### YOUR GOAL
Write out all the data again, exactly.

------------------------------

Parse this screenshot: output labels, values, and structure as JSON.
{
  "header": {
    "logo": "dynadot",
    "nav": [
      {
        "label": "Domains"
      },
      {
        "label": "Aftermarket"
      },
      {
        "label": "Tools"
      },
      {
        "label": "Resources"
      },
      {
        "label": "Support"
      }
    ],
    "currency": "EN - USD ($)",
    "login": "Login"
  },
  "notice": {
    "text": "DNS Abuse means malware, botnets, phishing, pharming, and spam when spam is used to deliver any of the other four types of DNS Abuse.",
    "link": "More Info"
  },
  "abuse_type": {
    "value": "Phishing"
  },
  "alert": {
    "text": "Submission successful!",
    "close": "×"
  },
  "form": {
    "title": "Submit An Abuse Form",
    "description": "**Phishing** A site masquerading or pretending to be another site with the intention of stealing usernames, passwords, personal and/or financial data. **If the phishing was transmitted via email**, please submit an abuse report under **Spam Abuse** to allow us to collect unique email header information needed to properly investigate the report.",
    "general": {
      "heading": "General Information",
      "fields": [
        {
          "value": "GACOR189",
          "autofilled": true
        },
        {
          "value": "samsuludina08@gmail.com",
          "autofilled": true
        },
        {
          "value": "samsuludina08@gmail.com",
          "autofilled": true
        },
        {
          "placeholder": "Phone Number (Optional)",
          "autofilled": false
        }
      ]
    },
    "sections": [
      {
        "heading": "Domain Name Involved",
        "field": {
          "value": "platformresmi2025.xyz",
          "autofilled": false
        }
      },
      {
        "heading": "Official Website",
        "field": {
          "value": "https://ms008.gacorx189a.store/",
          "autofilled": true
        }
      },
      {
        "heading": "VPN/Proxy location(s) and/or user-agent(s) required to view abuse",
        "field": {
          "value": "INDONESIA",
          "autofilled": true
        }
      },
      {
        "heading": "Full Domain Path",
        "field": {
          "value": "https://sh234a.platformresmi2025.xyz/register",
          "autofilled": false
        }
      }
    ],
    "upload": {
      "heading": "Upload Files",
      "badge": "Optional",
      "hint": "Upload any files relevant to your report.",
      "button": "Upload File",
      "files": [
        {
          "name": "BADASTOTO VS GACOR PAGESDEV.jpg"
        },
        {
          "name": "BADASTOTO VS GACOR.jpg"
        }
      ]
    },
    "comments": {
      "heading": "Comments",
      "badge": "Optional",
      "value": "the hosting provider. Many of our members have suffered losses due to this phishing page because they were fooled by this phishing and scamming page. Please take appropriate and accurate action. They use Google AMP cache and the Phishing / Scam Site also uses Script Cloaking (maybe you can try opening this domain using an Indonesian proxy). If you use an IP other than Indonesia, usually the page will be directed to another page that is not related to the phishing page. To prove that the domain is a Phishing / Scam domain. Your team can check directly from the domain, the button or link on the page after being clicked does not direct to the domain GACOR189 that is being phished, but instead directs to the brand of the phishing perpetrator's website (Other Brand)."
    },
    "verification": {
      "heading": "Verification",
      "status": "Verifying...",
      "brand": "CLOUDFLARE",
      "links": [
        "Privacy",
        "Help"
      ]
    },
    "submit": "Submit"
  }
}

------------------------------

### SOLUTION FOR THIS EXERCISE
Parse this screenshot: output labels, values, and structure as JSON.
{
  "header": {
    "logo": "dynadot",
    "nav": [
      {
        "label": "Domains"
      },
      {
        "label": "Aftermarket"
      },
      {
        "label": "Tools"
      },
      {
        "label": "Resources"
      },
      {
        "label": "Support"
      }
    ],
    "currency": "EN - USD ($)",
    "login": "Login"
  },
  "notice": {
    "text": "DNS Abuse means malware, botnets, phishing, pharming, and spam when spam is used to deliver any of the other four types of DNS Abuse.",
    "link": "More Info"
  },
  "abuse_type": {
    "value": "Phishing"
  },
  "alert": {
    "text": "Submission successful!",
    "close": "×"
  },
  "form": {
    "title": "Submit An Abuse Form",
    "description": "**Phishing** A site masquerading or pretending to be another site with the intention of stealing usernames, passwords, personal and/or financial data. **If the phishing was transmitted via email**, please submit an abuse report under **Spam Abuse** to allow us to collect unique email header information needed to properly investigate the report.",
    "general": {
      "heading": "General Information",
      "fields": [
        {
          "value": "GACOR189",
          "autofilled": true
        },
        {
          "value": "samsuludina08@gmail.com",
          "autofilled": true
        },
        {
          "value": "samsuludina08@gmail.com",
          "autofilled": true
        },
        {
          "placeholder": "Phone Number (Optional)",
          "autofilled": false
        }
      ]
    },
    "sections": [
      {
        "heading": "Domain Name Involved",
        "field": {
          "value": "platformresmi2025.xyz",
          "autofilled": false
        }
      },
      {
        "heading": "Official Website",
        "field": {
          "value": "https://ms008.gacorx189a.store/",
          "autofilled": true
        }
      },
      {
        "heading": "VPN/Proxy location(s) and/or user-agent(s) required to view abuse",
        "field": {
          "value": "INDONESIA",
          "autofilled": true
        }
      },
      {
        "heading": "Full Domain Path",
        "field": {
          "value": "https://sh234a.platformresmi2025.xyz/register",
          "autofilled": false
        }
      }
    ],
    "upload": {
      "heading": "Upload Files",
      "badge": "Optional",
      "hint": "Upload any files relevant to your report.",
      "button": "Upload File",
      "files": [
        {
          "name": "BADASTOTO VS GACOR PAGESDEV.jpg"
        },
        {
          "name": "BADASTOTO VS GACOR.jpg"
        }
      ]
    },
    "comments": {
      "heading": "Comments",
      "badge": "Optional",
      "value": "the hosting provider. Many of our members have suffered losses due to this phishing page because they were fooled by this phishing and scamming page. Please take appropriate and accurate action. They use Google AMP cache and the Phishing / Scam Site also uses Script Cloaking (maybe you can try opening this domain using an Indonesian proxy). If you use an IP other than Indonesia, usually the page will be directed to another page that is not related to the phishing page. To prove that the domain is a Phishing / Scam domain. Your team can check directly from the domain, the button or link on the page after being clicked does not direct to the domain GACOR189 that is being phished, but instead directs to the brand of the phishing perpetrator's website (Other Brand)."
    },
    "verification": {
      "heading": "Verification",
      "status": "Verifying...",
      "brand": "CLOUDFLARE",
      "links": [
        "Privacy",
        "Help"
      ]
    },
    "submit": "Submit"
  }
}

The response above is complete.